**Problem statement**
For the entries below, say how many lines include the word "Gallery" and add nothing else.

───── Information shown ─────

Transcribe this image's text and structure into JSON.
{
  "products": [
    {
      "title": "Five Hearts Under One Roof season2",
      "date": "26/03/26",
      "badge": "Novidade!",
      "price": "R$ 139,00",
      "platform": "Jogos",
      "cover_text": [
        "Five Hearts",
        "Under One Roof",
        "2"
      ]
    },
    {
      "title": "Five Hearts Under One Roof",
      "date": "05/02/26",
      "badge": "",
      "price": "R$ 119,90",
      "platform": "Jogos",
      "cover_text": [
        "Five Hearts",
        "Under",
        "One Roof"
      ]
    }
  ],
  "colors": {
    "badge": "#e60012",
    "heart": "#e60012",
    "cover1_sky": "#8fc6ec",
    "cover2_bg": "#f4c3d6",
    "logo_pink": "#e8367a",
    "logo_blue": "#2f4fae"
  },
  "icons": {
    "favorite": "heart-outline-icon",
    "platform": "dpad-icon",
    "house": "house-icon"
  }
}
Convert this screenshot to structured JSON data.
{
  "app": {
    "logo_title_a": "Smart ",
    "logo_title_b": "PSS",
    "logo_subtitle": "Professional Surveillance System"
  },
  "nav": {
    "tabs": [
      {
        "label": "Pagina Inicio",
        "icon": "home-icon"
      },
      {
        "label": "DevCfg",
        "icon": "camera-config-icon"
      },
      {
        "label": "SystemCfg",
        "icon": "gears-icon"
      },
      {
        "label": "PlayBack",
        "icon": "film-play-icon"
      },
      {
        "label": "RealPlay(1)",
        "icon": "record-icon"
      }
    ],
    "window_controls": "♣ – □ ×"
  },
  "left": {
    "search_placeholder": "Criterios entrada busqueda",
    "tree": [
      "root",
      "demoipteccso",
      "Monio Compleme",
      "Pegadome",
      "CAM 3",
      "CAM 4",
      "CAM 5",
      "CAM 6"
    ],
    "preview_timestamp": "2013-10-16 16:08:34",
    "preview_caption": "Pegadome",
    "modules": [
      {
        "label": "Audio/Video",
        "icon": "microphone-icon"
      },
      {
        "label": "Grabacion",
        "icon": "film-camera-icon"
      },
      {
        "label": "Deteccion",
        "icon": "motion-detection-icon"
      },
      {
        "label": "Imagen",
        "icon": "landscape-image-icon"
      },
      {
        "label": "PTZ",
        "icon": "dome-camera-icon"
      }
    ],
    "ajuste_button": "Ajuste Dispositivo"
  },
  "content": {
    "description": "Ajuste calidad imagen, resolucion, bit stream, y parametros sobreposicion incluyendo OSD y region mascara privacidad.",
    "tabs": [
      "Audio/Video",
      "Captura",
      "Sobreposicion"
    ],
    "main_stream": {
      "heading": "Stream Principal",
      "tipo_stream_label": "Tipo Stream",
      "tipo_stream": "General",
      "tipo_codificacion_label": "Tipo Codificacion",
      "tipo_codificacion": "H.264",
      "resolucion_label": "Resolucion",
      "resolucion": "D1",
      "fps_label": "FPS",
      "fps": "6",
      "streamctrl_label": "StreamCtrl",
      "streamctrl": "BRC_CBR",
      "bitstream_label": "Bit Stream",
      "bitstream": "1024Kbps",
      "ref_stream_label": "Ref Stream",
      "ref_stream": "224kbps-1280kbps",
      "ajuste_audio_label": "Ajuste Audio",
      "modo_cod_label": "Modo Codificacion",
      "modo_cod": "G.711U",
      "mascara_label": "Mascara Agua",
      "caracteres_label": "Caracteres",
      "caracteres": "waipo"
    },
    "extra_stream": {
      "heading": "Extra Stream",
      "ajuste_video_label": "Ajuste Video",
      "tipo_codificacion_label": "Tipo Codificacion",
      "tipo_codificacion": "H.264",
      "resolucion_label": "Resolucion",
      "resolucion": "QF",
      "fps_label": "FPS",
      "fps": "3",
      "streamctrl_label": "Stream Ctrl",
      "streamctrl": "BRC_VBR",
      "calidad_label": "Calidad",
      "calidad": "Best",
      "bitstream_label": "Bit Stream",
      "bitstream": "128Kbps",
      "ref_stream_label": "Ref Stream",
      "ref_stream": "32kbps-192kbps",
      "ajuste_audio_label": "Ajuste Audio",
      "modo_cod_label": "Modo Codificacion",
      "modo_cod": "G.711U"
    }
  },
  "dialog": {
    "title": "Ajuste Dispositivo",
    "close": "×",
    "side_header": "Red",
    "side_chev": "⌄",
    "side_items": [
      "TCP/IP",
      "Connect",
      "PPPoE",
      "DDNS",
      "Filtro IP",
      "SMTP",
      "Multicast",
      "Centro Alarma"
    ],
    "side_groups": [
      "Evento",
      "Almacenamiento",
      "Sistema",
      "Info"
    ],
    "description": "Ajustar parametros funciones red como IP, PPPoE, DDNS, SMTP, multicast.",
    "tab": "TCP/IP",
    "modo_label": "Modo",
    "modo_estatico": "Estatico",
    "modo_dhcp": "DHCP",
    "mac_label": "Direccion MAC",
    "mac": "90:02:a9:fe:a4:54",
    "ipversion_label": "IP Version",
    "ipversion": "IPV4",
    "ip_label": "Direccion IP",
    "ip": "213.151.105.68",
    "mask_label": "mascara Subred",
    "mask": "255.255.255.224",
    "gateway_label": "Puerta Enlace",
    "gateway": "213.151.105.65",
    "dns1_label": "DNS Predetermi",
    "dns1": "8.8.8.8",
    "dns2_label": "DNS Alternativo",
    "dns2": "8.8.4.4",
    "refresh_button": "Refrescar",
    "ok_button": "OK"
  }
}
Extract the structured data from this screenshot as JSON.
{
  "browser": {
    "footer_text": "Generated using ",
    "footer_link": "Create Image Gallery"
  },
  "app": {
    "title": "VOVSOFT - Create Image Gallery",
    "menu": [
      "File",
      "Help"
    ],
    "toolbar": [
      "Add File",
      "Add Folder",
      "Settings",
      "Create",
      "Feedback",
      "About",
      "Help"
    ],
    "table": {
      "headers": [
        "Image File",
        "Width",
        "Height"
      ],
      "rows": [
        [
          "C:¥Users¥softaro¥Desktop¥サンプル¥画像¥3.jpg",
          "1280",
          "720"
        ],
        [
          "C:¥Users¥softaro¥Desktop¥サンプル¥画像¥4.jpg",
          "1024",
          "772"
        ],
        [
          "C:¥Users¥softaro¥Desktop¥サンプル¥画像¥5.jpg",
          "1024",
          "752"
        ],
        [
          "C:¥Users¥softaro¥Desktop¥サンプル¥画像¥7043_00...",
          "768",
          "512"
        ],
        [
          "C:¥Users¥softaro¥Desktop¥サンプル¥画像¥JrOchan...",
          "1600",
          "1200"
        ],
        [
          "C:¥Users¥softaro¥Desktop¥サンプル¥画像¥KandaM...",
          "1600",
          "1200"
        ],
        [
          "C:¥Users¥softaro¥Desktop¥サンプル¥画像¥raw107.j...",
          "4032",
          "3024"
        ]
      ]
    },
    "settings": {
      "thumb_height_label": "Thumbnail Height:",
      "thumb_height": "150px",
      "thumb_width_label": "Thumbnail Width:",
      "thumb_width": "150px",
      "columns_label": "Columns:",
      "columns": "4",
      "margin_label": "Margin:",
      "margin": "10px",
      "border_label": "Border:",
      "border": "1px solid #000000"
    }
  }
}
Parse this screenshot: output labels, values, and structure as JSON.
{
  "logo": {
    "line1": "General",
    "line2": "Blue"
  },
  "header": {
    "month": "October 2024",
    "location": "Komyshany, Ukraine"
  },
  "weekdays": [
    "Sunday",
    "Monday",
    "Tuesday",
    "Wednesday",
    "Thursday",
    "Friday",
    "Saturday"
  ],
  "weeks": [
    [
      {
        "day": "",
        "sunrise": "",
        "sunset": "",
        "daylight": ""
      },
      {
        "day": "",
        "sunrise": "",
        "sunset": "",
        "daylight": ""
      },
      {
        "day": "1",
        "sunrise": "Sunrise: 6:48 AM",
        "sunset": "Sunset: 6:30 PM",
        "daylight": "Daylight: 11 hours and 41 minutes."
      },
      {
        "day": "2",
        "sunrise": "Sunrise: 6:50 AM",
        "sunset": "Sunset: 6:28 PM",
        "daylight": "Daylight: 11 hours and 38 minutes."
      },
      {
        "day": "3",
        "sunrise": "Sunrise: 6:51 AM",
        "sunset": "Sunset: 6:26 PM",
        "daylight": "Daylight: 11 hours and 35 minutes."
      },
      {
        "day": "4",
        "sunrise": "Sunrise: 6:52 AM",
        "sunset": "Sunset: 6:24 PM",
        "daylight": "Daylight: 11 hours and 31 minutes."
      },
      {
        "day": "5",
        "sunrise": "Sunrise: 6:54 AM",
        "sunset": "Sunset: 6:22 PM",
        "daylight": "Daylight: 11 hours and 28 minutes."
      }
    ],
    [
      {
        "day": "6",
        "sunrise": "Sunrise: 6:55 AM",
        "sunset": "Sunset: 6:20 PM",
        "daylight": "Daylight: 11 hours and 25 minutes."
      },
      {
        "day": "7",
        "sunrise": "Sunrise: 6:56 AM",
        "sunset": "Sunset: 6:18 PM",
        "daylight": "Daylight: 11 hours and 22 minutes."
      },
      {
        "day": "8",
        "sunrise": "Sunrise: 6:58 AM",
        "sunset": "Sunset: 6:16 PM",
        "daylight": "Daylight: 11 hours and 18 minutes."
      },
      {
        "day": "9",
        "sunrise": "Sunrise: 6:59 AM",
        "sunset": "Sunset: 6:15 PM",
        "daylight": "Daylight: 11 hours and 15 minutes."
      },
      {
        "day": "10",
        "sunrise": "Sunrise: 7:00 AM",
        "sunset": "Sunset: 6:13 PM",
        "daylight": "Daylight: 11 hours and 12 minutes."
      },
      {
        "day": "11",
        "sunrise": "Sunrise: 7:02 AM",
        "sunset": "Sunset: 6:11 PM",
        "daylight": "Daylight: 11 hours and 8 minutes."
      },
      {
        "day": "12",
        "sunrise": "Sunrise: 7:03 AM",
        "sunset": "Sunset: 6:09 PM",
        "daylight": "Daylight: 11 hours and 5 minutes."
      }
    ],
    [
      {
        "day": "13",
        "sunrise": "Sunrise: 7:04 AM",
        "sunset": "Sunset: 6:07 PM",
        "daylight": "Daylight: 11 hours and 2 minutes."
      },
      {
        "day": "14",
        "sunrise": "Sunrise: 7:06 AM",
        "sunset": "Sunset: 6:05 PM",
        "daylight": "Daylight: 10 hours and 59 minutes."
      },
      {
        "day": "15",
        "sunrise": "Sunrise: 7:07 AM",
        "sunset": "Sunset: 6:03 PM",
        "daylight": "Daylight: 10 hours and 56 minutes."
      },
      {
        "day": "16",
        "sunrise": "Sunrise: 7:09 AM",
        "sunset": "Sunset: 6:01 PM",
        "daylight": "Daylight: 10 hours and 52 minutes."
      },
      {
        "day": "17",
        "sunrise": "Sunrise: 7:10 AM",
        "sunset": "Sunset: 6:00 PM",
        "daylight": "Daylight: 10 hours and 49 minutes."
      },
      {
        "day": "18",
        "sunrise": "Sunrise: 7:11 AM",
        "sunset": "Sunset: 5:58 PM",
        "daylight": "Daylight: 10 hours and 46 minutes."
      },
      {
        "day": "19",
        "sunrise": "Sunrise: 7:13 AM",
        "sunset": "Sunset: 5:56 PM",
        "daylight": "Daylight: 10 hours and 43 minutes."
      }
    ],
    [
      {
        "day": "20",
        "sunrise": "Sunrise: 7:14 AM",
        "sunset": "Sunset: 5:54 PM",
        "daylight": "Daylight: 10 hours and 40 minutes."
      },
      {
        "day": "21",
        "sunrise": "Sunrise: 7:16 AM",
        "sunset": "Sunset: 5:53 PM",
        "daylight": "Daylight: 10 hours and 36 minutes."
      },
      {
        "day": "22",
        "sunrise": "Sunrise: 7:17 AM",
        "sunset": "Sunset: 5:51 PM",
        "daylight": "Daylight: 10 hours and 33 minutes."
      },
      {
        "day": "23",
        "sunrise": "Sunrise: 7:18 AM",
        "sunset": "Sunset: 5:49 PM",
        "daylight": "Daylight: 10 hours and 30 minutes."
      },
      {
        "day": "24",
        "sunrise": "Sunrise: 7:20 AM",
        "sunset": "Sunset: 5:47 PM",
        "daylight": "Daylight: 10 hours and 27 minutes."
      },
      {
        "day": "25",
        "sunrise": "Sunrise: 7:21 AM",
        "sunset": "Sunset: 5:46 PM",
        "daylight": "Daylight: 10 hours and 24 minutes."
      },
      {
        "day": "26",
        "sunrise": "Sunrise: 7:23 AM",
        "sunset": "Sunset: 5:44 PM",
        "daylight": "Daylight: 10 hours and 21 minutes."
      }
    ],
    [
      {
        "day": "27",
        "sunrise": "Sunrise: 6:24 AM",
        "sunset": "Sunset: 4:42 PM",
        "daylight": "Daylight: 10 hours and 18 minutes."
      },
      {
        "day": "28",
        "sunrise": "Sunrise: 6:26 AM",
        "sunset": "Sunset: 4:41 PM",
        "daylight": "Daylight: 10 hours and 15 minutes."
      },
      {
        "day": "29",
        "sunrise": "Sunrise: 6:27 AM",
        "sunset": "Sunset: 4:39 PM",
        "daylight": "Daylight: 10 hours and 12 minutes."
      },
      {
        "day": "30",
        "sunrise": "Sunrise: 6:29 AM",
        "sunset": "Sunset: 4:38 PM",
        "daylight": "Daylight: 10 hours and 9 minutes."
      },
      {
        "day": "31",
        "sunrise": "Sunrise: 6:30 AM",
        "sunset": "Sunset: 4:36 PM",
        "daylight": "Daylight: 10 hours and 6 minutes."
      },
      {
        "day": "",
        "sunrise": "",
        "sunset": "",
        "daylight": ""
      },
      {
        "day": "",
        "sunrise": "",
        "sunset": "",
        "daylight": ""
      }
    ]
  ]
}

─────

**Response to the task**
2